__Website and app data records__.
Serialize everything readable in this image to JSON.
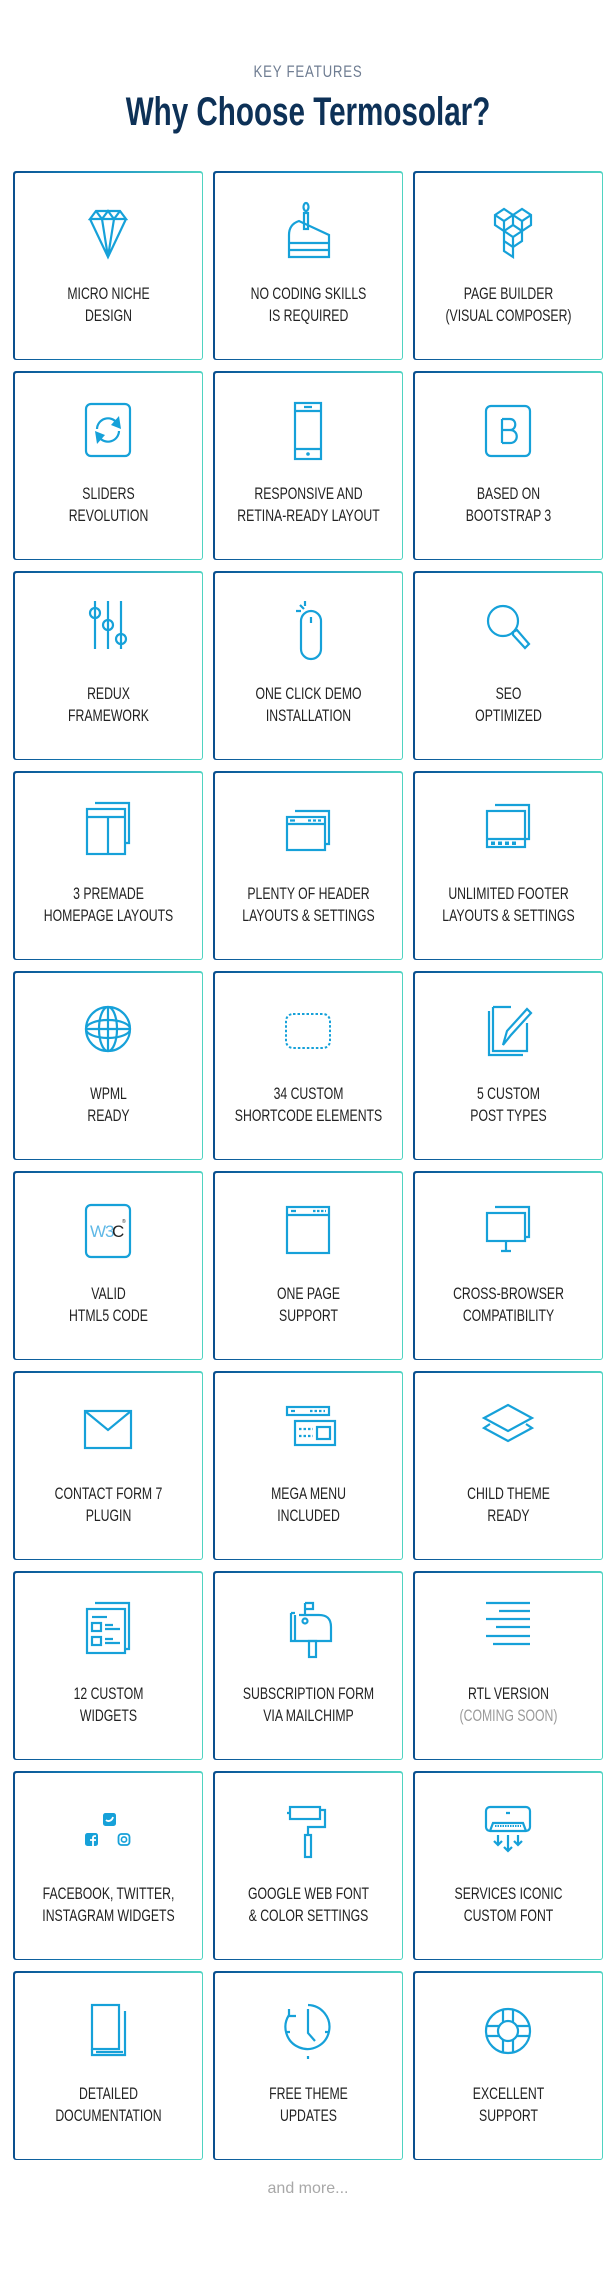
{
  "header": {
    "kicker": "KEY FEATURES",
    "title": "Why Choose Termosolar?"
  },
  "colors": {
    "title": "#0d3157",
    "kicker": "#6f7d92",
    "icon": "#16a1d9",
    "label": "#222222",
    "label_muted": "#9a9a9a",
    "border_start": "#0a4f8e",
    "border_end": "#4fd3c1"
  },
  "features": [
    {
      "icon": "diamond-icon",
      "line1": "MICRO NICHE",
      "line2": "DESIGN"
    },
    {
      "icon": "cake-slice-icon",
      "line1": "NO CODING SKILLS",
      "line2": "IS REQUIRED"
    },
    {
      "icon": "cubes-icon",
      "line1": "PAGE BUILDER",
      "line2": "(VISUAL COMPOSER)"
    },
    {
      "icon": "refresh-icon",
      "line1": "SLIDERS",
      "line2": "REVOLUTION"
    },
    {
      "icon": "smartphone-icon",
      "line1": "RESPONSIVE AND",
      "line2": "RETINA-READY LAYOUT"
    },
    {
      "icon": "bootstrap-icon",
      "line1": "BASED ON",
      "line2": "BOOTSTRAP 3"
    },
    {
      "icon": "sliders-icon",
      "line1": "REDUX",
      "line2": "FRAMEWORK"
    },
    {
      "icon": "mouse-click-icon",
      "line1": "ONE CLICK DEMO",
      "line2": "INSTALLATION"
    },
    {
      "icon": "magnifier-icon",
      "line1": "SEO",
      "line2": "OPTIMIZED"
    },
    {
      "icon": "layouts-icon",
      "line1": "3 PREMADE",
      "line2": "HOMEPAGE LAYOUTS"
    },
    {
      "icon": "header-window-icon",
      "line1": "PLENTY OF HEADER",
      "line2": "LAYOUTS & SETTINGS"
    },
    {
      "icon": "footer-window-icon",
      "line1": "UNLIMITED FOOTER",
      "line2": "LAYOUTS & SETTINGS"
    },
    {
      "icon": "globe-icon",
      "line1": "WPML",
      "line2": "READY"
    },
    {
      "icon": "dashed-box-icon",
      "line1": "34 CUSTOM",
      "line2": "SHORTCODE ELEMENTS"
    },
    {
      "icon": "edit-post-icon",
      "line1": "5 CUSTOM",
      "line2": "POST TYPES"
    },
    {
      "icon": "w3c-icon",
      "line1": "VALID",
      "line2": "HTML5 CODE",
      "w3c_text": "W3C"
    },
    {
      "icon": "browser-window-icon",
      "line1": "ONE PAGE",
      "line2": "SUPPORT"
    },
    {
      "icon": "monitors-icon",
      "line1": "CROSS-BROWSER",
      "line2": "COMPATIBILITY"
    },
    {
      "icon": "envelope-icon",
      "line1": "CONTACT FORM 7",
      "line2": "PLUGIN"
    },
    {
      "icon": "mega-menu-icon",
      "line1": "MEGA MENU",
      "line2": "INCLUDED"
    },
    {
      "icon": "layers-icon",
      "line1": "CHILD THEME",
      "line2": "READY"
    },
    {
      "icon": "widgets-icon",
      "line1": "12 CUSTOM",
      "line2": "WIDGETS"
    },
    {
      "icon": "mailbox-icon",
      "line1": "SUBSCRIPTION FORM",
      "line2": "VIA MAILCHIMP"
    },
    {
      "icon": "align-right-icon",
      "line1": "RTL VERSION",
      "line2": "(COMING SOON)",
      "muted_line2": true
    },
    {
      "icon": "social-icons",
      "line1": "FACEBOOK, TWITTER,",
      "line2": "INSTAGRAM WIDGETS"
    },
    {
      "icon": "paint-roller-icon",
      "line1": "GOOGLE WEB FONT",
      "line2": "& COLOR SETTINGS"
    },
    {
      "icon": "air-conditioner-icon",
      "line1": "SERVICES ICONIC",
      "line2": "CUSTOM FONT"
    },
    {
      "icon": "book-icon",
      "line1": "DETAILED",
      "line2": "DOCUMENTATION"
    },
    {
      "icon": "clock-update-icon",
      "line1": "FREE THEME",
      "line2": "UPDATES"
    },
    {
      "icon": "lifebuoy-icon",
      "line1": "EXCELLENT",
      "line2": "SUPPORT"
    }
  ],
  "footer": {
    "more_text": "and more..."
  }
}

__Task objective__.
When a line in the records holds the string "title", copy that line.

__Output for this exercise__.
    "title": "Why Choose Termosolar?"
    "title": "#0d3157",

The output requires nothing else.